I'm sure most of you reading this have either been in the McCarthey Athletic Center or have at least watched a Gonzaga game on TV. Imagine standing at midcourt, looking all around the arena: Now imagine that all the faces you see are young, with about twice as many males as females. As you look around 360 degrees, there is no dancing, no clapping, no cheering, no music.
This is not a celebration of sport. There is no joy. This is a funeral.
Imagine the arena is filled with those, ages 15-24, who died in 2014 from a firearm injury; tomorrow, you could fill it with 6,000 more adolescents and young adults, those who died from guns in 2015, then 2016, then this year.
This is not about the Second Amendment, bump stocks, high-capacity magazines, waiting periods to buy firearms, gun shows or online purchases of gun parts. This is about risk reduction, about safe storage of firearms and ammunition, for a very practical reason: Secure storage saves lives.
As part of the standard questionnaire we give parents visiting my office, we ask if there are firearms in the home; if so, are they unloaded and securely stored? I'm always surprised at the range, and lack of, responses. This question is very important, because the reality is (according to 2014 data from the Centers for Disease Control and Prevention) firearms are annually involved in the deaths of more than 6,000 children and young adults between the ages of 15 and 24 in the U.S.
In this group, around 200 deaths a year are due to the accidental discharge of a firearm, about 3,500 are homicides, and the remaining 2,300 are due to suicide. Although all causes of death are important, I want to focus on to focus on suicides that occur between ages 15 and 24. In the U.S. in 2014, more than 5,000 15-to-24-year-olds took their own lives. That amounts to an average of 14 kids a day, and six of those 14 used a gun to kill themselves.
Sadly, the number of suicides in this age group has risen steadily over the past 20 years. Suicidality is most often a time-limited crisis, with the great majority of individuals surviving the crisis. But when suicide attempts are made, they are often made impulsively; lethality becomes very relevant. Suicide attempts using a firearm are approximately 90 percent successful. Fatality from ingested poisons? Approximately 2 percent. For those who survive a suicide attempt, nine out of 10 never go on to commit suicide.

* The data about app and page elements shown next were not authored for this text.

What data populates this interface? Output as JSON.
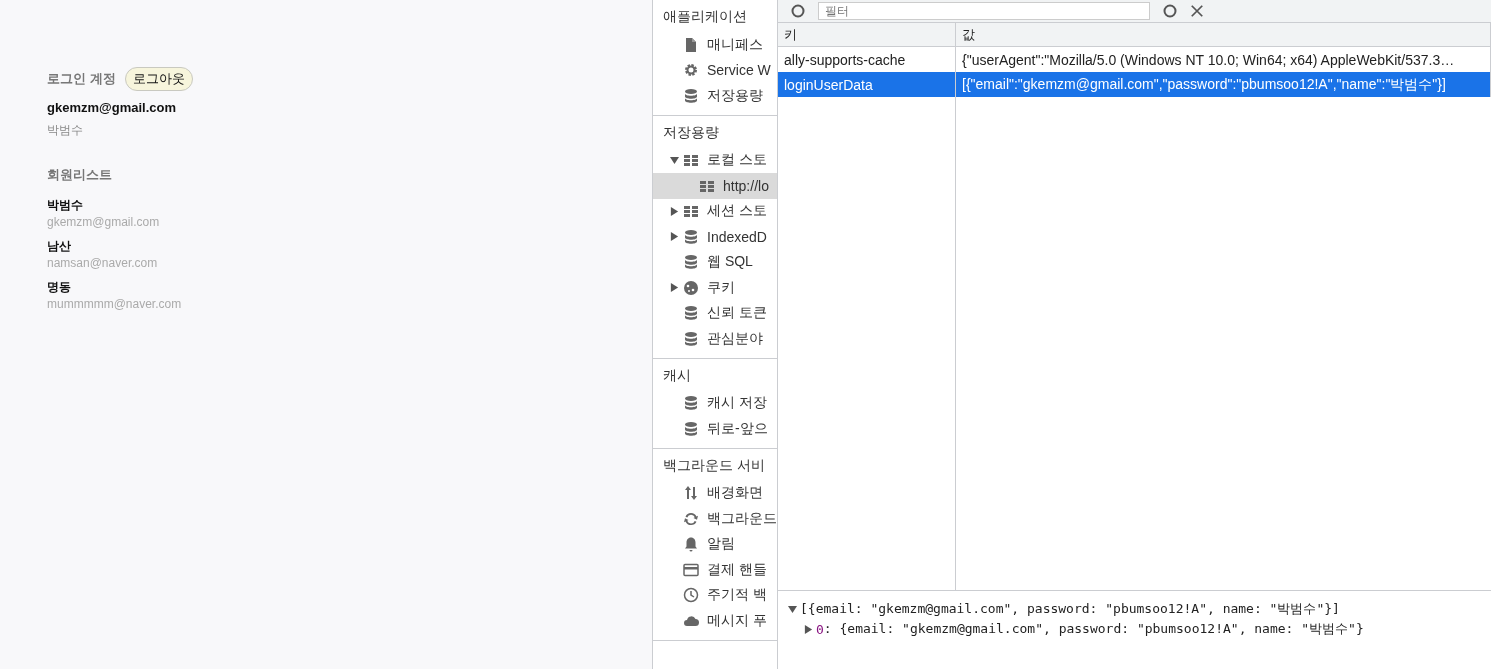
{
  "app": {
    "login_label": "로그인 계정",
    "logout_button": "로그아웃",
    "email": "gkemzm@gmail.com",
    "name": "박범수",
    "members_title": "회원리스트",
    "members": [
      {
        "name": "박범수",
        "email": "gkemzm@gmail.com"
      },
      {
        "name": "남산",
        "email": "namsan@naver.com"
      },
      {
        "name": "명동",
        "email": "mummmmm@naver.com"
      }
    ]
  },
  "devtools": {
    "sidebar": {
      "sections": [
        {
          "title": "애플리케이션",
          "items": [
            {
              "label": "매니페스",
              "kind": "file",
              "selected": false
            },
            {
              "label": "Service W",
              "kind": "gear",
              "selected": false
            },
            {
              "label": "저장용량",
              "kind": "database",
              "selected": false
            }
          ]
        },
        {
          "title": "저장용량",
          "items": [
            {
              "label": "로컬 스토",
              "kind": "grid",
              "selected": false,
              "expanded": true,
              "children": [
                {
                  "label": "http://lo",
                  "kind": "grid",
                  "selected": true
                }
              ]
            },
            {
              "label": "세션 스토",
              "kind": "grid",
              "selected": false,
              "expanded": false
            },
            {
              "label": "IndexedD",
              "kind": "database",
              "selected": false,
              "expanded": false
            },
            {
              "label": "웹 SQL",
              "kind": "database",
              "selected": false
            },
            {
              "label": "쿠키",
              "kind": "cookie",
              "selected": false,
              "expanded": false
            },
            {
              "label": "신뢰 토큰",
              "kind": "database",
              "selected": false
            },
            {
              "label": "관심분야",
              "kind": "database",
              "selected": false
            }
          ]
        },
        {
          "title": "캐시",
          "items": [
            {
              "label": "캐시 저장",
              "kind": "database",
              "selected": false
            },
            {
              "label": "뒤로-앞으",
              "kind": "database",
              "selected": false
            }
          ]
        },
        {
          "title": "백그라운드 서비",
          "items": [
            {
              "label": "배경화면",
              "kind": "arrows",
              "selected": false
            },
            {
              "label": "백그라운드",
              "kind": "sync",
              "selected": false
            },
            {
              "label": "알림",
              "kind": "bell",
              "selected": false
            },
            {
              "label": "결제 핸들",
              "kind": "card",
              "selected": false
            },
            {
              "label": "주기적 백",
              "kind": "clock",
              "selected": false
            },
            {
              "label": "메시지 푸",
              "kind": "cloud",
              "selected": false
            }
          ]
        }
      ]
    },
    "toolbar": {
      "filter_placeholder": "필터"
    },
    "table": {
      "columns": [
        "키",
        "값"
      ],
      "rows": [
        {
          "key": "ally-supports-cache",
          "value": "{\"userAgent\":\"Mozilla/5.0 (Windows NT 10.0; Win64; x64) AppleWebKit/537.3…",
          "selected": false
        },
        {
          "key": "loginUserData",
          "value": "[{\"email\":\"gkemzm@gmail.com\",\"password\":\"pbumsoo12!A\",\"name\":\"박범수\"}]",
          "selected": true
        }
      ]
    },
    "preview": {
      "text": "[{email: \"gkemzm@gmail.com\", password: \"pbumsoo12!A\", name: \"박범수\"}]",
      "expanded": true,
      "children": [
        {
          "index": "0",
          "text": ": {email: \"gkemzm@gmail.com\", password: \"pbumsoo12!A\", name: \"박범수\"}",
          "expanded": false
        }
      ]
    }
  }
}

Of a population of individuals who survived a near-lethal attempted suicide, the time between the decision to attempt suicide, and the attempt itself, was less than five minutes for 24 percent, less than an hour for 71 percent. There is robust data that the risk of dying from suicide is much higher if there is a firearm in a household, and up to 30 times more likely for kids with no history of mental health problems if a gun is stored unlocked and loaded.
One study suggested that keeping firearms locked away and unloaded can reduce the likelihood of suicide by a gun by more than 70 percent. When a household has a child or young adult 10 and older, firearms and ammunition should be completely removed from that house; it should just be another measure of childproofing a house.

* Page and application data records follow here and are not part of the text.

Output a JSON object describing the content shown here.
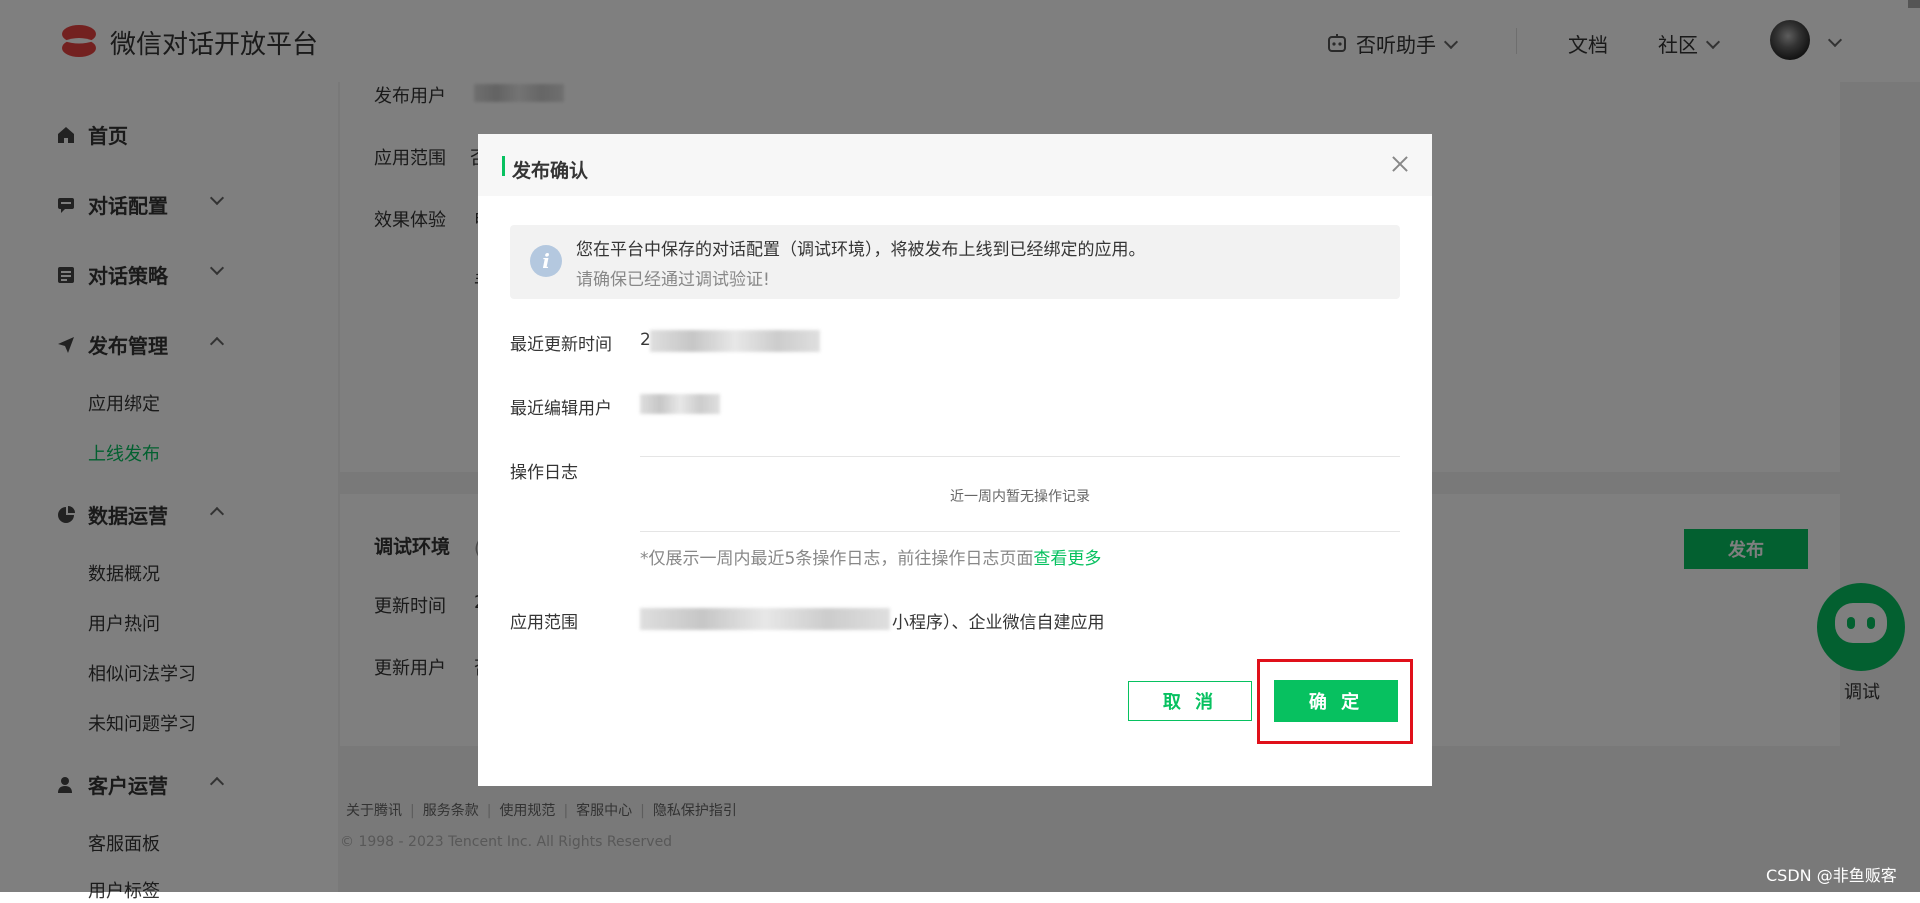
{
  "header": {
    "brand": "微信对话开放平台",
    "assistant": "否听助手",
    "docs": "文档",
    "community": "社区"
  },
  "sidebar": {
    "home": "首页",
    "dialog_config": "对话配置",
    "dialog_strategy": "对话策略",
    "publish_mgmt": "发布管理",
    "publish_sub": [
      "应用绑定",
      "上线发布"
    ],
    "data_ops": "数据运营",
    "data_sub": [
      "数据概况",
      "用户热问",
      "相似问法学习",
      "未知问题学习"
    ],
    "customer_ops": "客户运营",
    "customer_sub": [
      "客服面板",
      "用户标签"
    ]
  },
  "main": {
    "top_card": {
      "publisher_label": "发布用户",
      "scope_label": "应用范围",
      "scope_value_prefix": "否",
      "effect_label": "效果体验",
      "effect_value_prefix": "申",
      "extra_prefix": "手"
    },
    "debug_card": {
      "title": "调试环境",
      "title_suffix": "(完",
      "update_time_label": "更新时间",
      "update_time_prefix": "2",
      "update_user_label": "更新用户",
      "update_user_prefix": "否",
      "publish_button": "发布"
    },
    "bot_label": "调试",
    "footer_links": [
      "关于腾讯",
      "服务条款",
      "使用规范",
      "客服中心",
      "隐私保护指引"
    ],
    "copyright": "© 1998 - 2023 Tencent Inc. All Rights Reserved"
  },
  "dialog": {
    "title": "发布确认",
    "notice_line1": "您在平台中保存的对话配置（调试环境），将被发布上线到已经绑定的应用。",
    "notice_line2": "请确保已经通过调试验证!",
    "last_update_label": "最近更新时间",
    "last_update_prefix": "2",
    "last_editor_label": "最近编辑用户",
    "log_label": "操作日志",
    "log_empty": "近一周内暂无操作记录",
    "log_note": "*仅展示一周内最近5条操作日志，前往操作日志页面",
    "log_more_link": "查看更多",
    "scope_label": "应用范围",
    "scope_value": "小程序）、企业微信自建应用",
    "cancel": "取 消",
    "confirm": "确 定"
  },
  "watermark": "CSDN @非鱼贩客",
  "colors": {
    "accent": "#07c160",
    "highlight": "#e0101a"
  }
}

If one chooses to possess firearms in the home during this period of elevated risk of suicide using a firearm, store them securely, with ammunition stored separately. There are numerous methods to do this: individual gun locks, gun boxes and safes that have key, code or biometric locks. Under the mattress? In the back of the closet? On top of a shelf in the garage? Not safe.
To reiterate, I am not taking issue with the Second Amendment; I want to just educate regarding risk, as it exists. Suicide is the second-leading cause of death in young adults between ages 15 and 24. Firearms are the leading cause of death in these suicides. n